Start of Records to process
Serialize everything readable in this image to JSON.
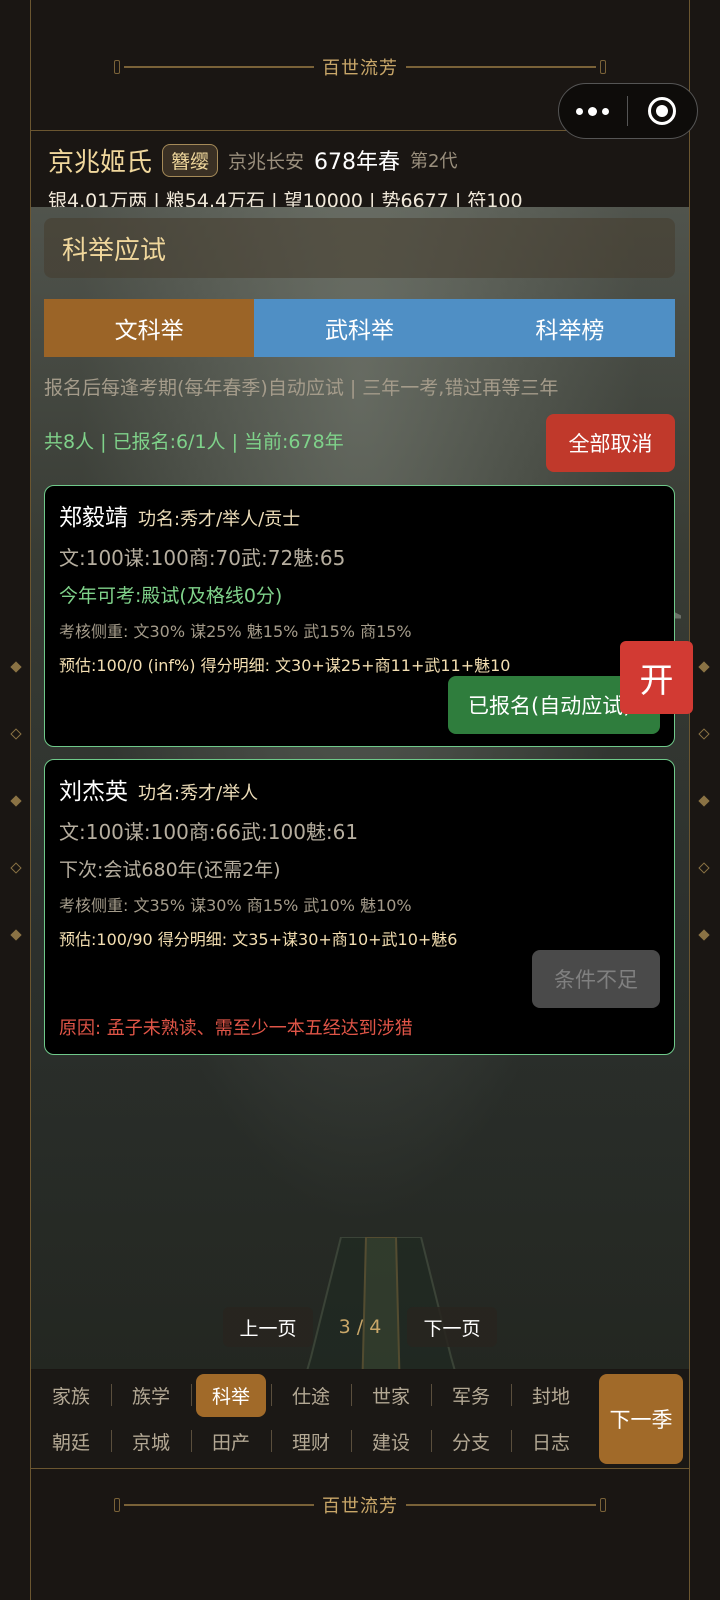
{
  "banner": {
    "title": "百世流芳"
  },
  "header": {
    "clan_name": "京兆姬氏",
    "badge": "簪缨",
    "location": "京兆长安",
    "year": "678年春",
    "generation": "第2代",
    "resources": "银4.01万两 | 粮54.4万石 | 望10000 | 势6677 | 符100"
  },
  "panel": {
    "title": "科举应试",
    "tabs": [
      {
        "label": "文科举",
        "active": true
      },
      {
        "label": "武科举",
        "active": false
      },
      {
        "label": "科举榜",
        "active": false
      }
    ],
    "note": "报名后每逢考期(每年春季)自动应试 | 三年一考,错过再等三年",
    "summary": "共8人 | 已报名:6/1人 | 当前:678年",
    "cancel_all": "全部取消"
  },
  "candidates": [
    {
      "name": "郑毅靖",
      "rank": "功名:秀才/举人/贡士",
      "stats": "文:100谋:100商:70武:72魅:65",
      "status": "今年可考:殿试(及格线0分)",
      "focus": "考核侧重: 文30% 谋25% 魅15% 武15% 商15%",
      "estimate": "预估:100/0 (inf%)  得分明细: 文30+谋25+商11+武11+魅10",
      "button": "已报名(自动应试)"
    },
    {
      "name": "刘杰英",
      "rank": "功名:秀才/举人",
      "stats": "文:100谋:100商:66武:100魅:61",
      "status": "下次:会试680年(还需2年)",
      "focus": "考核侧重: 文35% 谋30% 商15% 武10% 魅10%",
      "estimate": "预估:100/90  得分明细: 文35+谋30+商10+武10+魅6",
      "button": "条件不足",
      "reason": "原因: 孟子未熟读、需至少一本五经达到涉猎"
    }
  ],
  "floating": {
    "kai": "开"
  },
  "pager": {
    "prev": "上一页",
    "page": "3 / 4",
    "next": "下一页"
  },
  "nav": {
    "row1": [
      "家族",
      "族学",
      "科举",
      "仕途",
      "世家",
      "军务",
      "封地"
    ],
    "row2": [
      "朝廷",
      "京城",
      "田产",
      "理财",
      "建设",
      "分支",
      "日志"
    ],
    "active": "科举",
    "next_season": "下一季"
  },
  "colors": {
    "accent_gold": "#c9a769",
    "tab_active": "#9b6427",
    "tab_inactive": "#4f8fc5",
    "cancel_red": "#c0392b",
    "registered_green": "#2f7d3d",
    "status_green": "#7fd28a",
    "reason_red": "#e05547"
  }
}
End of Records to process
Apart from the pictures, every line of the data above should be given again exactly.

#### Reply to the exercise:
Serialize everything readable in this image to JSON.
{
  "banner": {
    "title": "百世流芳"
  },
  "header": {
    "clan_name": "京兆姬氏",
    "badge": "簪缨",
    "location": "京兆长安",
    "year": "678年春",
    "generation": "第2代",
    "resources": "银4.01万两 | 粮54.4万石 | 望10000 | 势6677 | 符100"
  },
  "panel": {
    "title": "科举应试",
    "tabs": [
      {
        "label": "文科举",
        "active": true
      },
      {
        "label": "武科举",
        "active": false
      },
      {
        "label": "科举榜",
        "active": false
      }
    ],
    "note": "报名后每逢考期(每年春季)自动应试 | 三年一考,错过再等三年",
    "summary": "共8人 | 已报名:6/1人 | 当前:678年",
    "cancel_all": "全部取消"
  },
  "candidates": [
    {
      "name": "郑毅靖",
      "rank": "功名:秀才/举人/贡士",
      "stats": "文:100谋:100商:70武:72魅:65",
      "status": "今年可考:殿试(及格线0分)",
      "focus": "考核侧重: 文30% 谋25% 魅15% 武15% 商15%",
      "estimate": "预估:100/0 (inf%)  得分明细: 文30+谋25+商11+武11+魅10",
      "button": "已报名(自动应试)"
    },
    {
      "name": "刘杰英",
      "rank": "功名:秀才/举人",
      "stats": "文:100谋:100商:66武:100魅:61",
      "status": "下次:会试680年(还需2年)",
      "focus": "考核侧重: 文35% 谋30% 商15% 武10% 魅10%",
      "estimate": "预估:100/90  得分明细: 文35+谋30+商10+武10+魅6",
      "button": "条件不足",
      "reason": "原因: 孟子未熟读、需至少一本五经达到涉猎"
    }
  ],
  "floating": {
    "kai": "开"
  },
  "pager": {
    "prev": "上一页",
    "page": "3 / 4",
    "next": "下一页"
  },
  "nav": {
    "row1": [
      "家族",
      "族学",
      "科举",
      "仕途",
      "世家",
      "军务",
      "封地"
    ],
    "row2": [
      "朝廷",
      "京城",
      "田产",
      "理财",
      "建设",
      "分支",
      "日志"
    ],
    "active": "科举",
    "next_season": "下一季"
  },
  "colors": {
    "accent_gold": "#c9a769",
    "tab_active": "#9b6427",
    "tab_inactive": "#4f8fc5",
    "cancel_red": "#c0392b",
    "registered_green": "#2f7d3d",
    "status_green": "#7fd28a",
    "reason_red": "#e05547"
  }
}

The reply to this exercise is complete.